#### DATASET EXCERPTS
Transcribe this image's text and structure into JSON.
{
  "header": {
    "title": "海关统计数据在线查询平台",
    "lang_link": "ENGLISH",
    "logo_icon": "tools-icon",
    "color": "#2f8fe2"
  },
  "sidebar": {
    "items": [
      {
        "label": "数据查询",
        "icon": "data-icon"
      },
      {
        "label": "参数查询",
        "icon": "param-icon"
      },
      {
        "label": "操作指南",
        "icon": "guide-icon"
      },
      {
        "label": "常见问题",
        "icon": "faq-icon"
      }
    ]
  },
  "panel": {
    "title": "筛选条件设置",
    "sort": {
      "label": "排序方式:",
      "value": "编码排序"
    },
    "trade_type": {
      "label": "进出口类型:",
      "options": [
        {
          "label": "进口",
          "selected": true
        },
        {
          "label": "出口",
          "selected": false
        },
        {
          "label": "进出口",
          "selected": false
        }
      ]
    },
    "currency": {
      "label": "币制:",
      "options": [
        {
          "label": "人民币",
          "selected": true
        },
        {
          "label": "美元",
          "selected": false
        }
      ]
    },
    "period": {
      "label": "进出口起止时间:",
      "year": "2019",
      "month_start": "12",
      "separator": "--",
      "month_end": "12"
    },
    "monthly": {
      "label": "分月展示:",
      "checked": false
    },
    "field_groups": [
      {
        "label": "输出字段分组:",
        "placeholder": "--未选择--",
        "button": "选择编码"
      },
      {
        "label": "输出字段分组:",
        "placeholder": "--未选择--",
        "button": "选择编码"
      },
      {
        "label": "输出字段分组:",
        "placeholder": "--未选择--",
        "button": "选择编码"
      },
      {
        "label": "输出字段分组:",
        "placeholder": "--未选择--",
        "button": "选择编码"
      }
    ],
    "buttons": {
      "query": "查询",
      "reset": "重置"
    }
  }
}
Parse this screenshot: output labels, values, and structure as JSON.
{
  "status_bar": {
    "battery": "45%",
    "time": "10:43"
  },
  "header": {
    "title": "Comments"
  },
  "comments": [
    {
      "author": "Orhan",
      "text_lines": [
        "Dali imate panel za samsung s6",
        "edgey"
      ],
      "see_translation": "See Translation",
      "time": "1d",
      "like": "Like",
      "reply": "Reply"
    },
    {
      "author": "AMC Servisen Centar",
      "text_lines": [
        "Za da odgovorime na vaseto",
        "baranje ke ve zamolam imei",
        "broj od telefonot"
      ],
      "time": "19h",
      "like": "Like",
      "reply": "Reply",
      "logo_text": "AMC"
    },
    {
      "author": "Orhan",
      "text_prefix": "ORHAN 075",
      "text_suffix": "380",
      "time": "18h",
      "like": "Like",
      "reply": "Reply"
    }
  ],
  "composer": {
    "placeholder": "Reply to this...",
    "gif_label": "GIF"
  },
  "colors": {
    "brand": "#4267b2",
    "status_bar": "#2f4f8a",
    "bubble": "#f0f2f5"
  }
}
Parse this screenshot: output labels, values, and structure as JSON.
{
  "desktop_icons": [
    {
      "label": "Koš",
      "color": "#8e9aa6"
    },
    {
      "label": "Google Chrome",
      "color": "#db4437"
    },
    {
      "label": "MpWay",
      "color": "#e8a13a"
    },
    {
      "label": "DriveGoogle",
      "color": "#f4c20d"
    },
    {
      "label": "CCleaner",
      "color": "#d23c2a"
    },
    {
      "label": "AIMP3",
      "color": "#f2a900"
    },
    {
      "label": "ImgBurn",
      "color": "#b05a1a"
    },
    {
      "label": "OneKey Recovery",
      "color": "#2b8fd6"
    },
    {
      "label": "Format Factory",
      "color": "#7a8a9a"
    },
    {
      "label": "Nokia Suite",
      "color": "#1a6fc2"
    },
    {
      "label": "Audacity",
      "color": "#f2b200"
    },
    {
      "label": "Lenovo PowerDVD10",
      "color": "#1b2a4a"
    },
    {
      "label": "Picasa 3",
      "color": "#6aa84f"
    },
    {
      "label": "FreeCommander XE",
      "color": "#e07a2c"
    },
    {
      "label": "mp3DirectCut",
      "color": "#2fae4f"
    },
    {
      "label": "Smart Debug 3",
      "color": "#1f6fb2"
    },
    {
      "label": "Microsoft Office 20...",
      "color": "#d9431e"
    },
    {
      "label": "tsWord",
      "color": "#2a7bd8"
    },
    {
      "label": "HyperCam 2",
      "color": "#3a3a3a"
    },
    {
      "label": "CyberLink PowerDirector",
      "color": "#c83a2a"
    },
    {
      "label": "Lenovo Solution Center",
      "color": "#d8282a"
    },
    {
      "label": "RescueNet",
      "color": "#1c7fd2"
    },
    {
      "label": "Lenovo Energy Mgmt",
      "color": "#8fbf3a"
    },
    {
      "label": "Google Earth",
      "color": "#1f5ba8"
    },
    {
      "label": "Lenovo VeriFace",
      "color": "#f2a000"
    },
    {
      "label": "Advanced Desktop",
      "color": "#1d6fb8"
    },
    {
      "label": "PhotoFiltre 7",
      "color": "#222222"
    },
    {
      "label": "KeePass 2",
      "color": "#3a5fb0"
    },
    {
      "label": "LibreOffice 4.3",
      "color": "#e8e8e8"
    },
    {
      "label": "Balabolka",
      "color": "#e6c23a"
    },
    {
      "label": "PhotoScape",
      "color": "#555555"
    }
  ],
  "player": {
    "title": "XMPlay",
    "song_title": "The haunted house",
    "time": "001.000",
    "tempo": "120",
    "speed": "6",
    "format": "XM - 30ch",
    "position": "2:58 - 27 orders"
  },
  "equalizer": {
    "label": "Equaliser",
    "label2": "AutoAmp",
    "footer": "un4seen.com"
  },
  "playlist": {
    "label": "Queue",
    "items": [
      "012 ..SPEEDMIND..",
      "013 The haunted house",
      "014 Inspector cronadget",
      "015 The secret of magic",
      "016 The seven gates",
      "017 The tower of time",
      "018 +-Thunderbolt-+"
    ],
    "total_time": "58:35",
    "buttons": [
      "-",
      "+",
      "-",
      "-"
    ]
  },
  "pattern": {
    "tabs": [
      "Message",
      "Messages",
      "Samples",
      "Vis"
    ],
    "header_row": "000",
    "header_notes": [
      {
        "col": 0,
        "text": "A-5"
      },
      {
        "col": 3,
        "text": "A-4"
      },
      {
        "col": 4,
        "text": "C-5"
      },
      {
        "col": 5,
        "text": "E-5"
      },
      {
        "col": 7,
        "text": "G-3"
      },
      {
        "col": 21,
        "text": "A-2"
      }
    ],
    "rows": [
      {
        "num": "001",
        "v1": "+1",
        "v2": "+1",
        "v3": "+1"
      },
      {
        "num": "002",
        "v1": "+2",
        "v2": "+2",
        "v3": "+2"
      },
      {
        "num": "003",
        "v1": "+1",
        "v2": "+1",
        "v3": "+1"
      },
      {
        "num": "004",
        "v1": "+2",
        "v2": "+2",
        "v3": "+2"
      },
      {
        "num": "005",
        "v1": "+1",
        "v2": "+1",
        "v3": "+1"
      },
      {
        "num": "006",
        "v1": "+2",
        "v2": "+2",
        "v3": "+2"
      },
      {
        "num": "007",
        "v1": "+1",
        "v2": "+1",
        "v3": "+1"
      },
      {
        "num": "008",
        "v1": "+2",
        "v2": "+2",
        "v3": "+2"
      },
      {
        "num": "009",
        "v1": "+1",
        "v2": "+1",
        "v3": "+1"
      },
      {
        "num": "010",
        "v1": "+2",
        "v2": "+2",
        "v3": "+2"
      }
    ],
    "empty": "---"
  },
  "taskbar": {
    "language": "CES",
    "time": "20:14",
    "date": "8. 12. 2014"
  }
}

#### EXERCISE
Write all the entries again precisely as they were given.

#### TASK ANSWER
Transcribe this image's text and structure into JSON.
{
  "header": {
    "title": "海关统计数据在线查询平台",
    "lang_link": "ENGLISH",
    "logo_icon": "tools-icon",
    "color": "#2f8fe2"
  },
  "sidebar": {
    "items": [
      {
        "label": "数据查询",
        "icon": "data-icon"
      },
      {
        "label": "参数查询",
        "icon": "param-icon"
      },
      {
        "label": "操作指南",
        "icon": "guide-icon"
      },
      {
        "label": "常见问题",
        "icon": "faq-icon"
      }
    ]
  },
  "panel": {
    "title": "筛选条件设置",
    "sort": {
      "label": "排序方式:",
      "value": "编码排序"
    },
    "trade_type": {
      "label": "进出口类型:",
      "options": [
        {
          "label": "进口",
          "selected": true
        },
        {
          "label": "出口",
          "selected": false
        },
        {
          "label": "进出口",
          "selected": false
        }
      ]
    },
    "currency": {
      "label": "币制:",
      "options": [
        {
          "label": "人民币",
          "selected": true
        },
        {
          "label": "美元",
          "selected": false
        }
      ]
    },
    "period": {
      "label": "进出口起止时间:",
      "year": "2019",
      "month_start": "12",
      "separator": "--",
      "month_end": "12"
    },
    "monthly": {
      "label": "分月展示:",
      "checked": false
    },
    "field_groups": [
      {
        "label": "输出字段分组:",
        "placeholder": "--未选择--",
        "button": "选择编码"
      },
      {
        "label": "输出字段分组:",
        "placeholder": "--未选择--",
        "button": "选择编码"
      },
      {
        "label": "输出字段分组:",
        "placeholder": "--未选择--",
        "button": "选择编码"
      },
      {
        "label": "输出字段分组:",
        "placeholder": "--未选择--",
        "button": "选择编码"
      }
    ],
    "buttons": {
      "query": "查询",
      "reset": "重置"
    }
  }
}
Parse this screenshot: output labels, values, and structure as JSON.
{
  "status_bar": {
    "battery": "45%",
    "time": "10:43"
  },
  "header": {
    "title": "Comments"
  },
  "comments": [
    {
      "author": "Orhan",
      "text_lines": [
        "Dali imate panel za samsung s6",
        "edgey"
      ],
      "see_translation": "See Translation",
      "time": "1d",
      "like": "Like",
      "reply": "Reply"
    },
    {
      "author": "AMC Servisen Centar",
      "text_lines": [
        "Za da odgovorime na vaseto",
        "baranje ke ve zamolam imei",
        "broj od telefonot"
      ],
      "time": "19h",
      "like": "Like",
      "reply": "Reply",
      "logo_text": "AMC"
    },
    {
      "author": "Orhan",
      "text_prefix": "ORHAN 075",
      "text_suffix": "380",
      "time": "18h",
      "like": "Like",
      "reply": "Reply"
    }
  ],
  "composer": {
    "placeholder": "Reply to this...",
    "gif_label": "GIF"
  },
  "colors": {
    "brand": "#4267b2",
    "status_bar": "#2f4f8a",
    "bubble": "#f0f2f5"
  }
}
Parse this screenshot: output labels, values, and structure as JSON.
{
  "desktop_icons": [
    {
      "label": "Koš",
      "color": "#8e9aa6"
    },
    {
      "label": "Google Chrome",
      "color": "#db4437"
    },
    {
      "label": "MpWay",
      "color": "#e8a13a"
    },
    {
      "label": "DriveGoogle",
      "color": "#f4c20d"
    },
    {
      "label": "CCleaner",
      "color": "#d23c2a"
    },
    {
      "label": "AIMP3",
      "color": "#f2a900"
    },
    {
      "label": "ImgBurn",
      "color": "#b05a1a"
    },
    {
      "label": "OneKey Recovery",
      "color": "#2b8fd6"
    },
    {
      "label": "Format Factory",
      "color": "#7a8a9a"
    },
    {
      "label": "Nokia Suite",
      "color": "#1a6fc2"
    },
    {
      "label": "Audacity",
      "color": "#f2b200"
    },
    {
      "label": "Lenovo PowerDVD10",
      "color": "#1b2a4a"
    },
    {
      "label": "Picasa 3",
      "color": "#6aa84f"
    },
    {
      "label": "FreeCommander XE",
      "color": "#e07a2c"
    },
    {
      "label": "mp3DirectCut",
      "color": "#2fae4f"
    },
    {
      "label": "Smart Debug 3",
      "color": "#1f6fb2"
    },
    {
      "label": "Microsoft Office 20...",
      "color": "#d9431e"
    },
    {
      "label": "tsWord",
      "color": "#2a7bd8"
    },
    {
      "label": "HyperCam 2",
      "color": "#3a3a3a"
    },
    {
      "label": "CyberLink PowerDirector",
      "color": "#c83a2a"
    },
    {
      "label": "Lenovo Solution Center",
      "color": "#d8282a"
    },
    {
      "label": "RescueNet",
      "color": "#1c7fd2"
    },
    {
      "label": "Lenovo Energy Mgmt",
      "color": "#8fbf3a"
    },
    {
      "label": "Google Earth",
      "color": "#1f5ba8"
    },
    {
      "label": "Lenovo VeriFace",
      "color": "#f2a000"
    },
    {
      "label": "Advanced Desktop",
      "color": "#1d6fb8"
    },
    {
      "label": "PhotoFiltre 7",
      "color": "#222222"
    },
    {
      "label": "KeePass 2",
      "color": "#3a5fb0"
    },
    {
      "label": "LibreOffice 4.3",
      "color": "#e8e8e8"
    },
    {
      "label": "Balabolka",
      "color": "#e6c23a"
    },
    {
      "label": "PhotoScape",
      "color": "#555555"
    }
  ],
  "player": {
    "title": "XMPlay",
    "song_title": "The haunted house",
    "time": "001.000",
    "tempo": "120",
    "speed": "6",
    "format": "XM - 30ch",
    "position": "2:58 - 27 orders"
  },
  "equalizer": {
    "label": "Equaliser",
    "label2": "AutoAmp",
    "footer": "un4seen.com"
  },
  "playlist": {
    "label": "Queue",
    "items": [
      "012 ..SPEEDMIND..",
      "013 The haunted house",
      "014 Inspector cronadget",
      "015 The secret of magic",
      "016 The seven gates",
      "017 The tower of time",
      "018 +-Thunderbolt-+"
    ],
    "total_time": "58:35",
    "buttons": [
      "-",
      "+",
      "-",
      "-"
    ]
  },
  "pattern": {
    "tabs": [
      "Message",
      "Messages",
      "Samples",
      "Vis"
    ],
    "header_row": "000",
    "header_notes": [
      {
        "col": 0,
        "text": "A-5"
      },
      {
        "col": 3,
        "text": "A-4"
      },
      {
        "col": 4,
        "text": "C-5"
      },
      {
        "col": 5,
        "text": "E-5"
      },
      {
        "col": 7,
        "text": "G-3"
      },
      {
        "col": 21,
        "text": "A-2"
      }
    ],
    "rows": [
      {
        "num": "001",
        "v1": "+1",
        "v2": "+1",
        "v3": "+1"
      },
      {
        "num": "002",
        "v1": "+2",
        "v2": "+2",
        "v3": "+2"
      },
      {
        "num": "003",
        "v1": "+1",
        "v2": "+1",
        "v3": "+1"
      },
      {
        "num": "004",
        "v1": "+2",
        "v2": "+2",
        "v3": "+2"
      },
      {
        "num": "005",
        "v1": "+1",
        "v2": "+1",
        "v3": "+1"
      },
      {
        "num": "006",
        "v1": "+2",
        "v2": "+2",
        "v3": "+2"
      },
      {
        "num": "007",
        "v1": "+1",
        "v2": "+1",
        "v3": "+1"
      },
      {
        "num": "008",
        "v1": "+2",
        "v2": "+2",
        "v3": "+2"
      },
      {
        "num": "009",
        "v1": "+1",
        "v2": "+1",
        "v3": "+1"
      },
      {
        "num": "010",
        "v1": "+2",
        "v2": "+2",
        "v3": "+2"
      }
    ],
    "empty": "---"
  },
  "taskbar": {
    "language": "CES",
    "time": "20:14",
    "date": "8. 12. 2014"
  }
}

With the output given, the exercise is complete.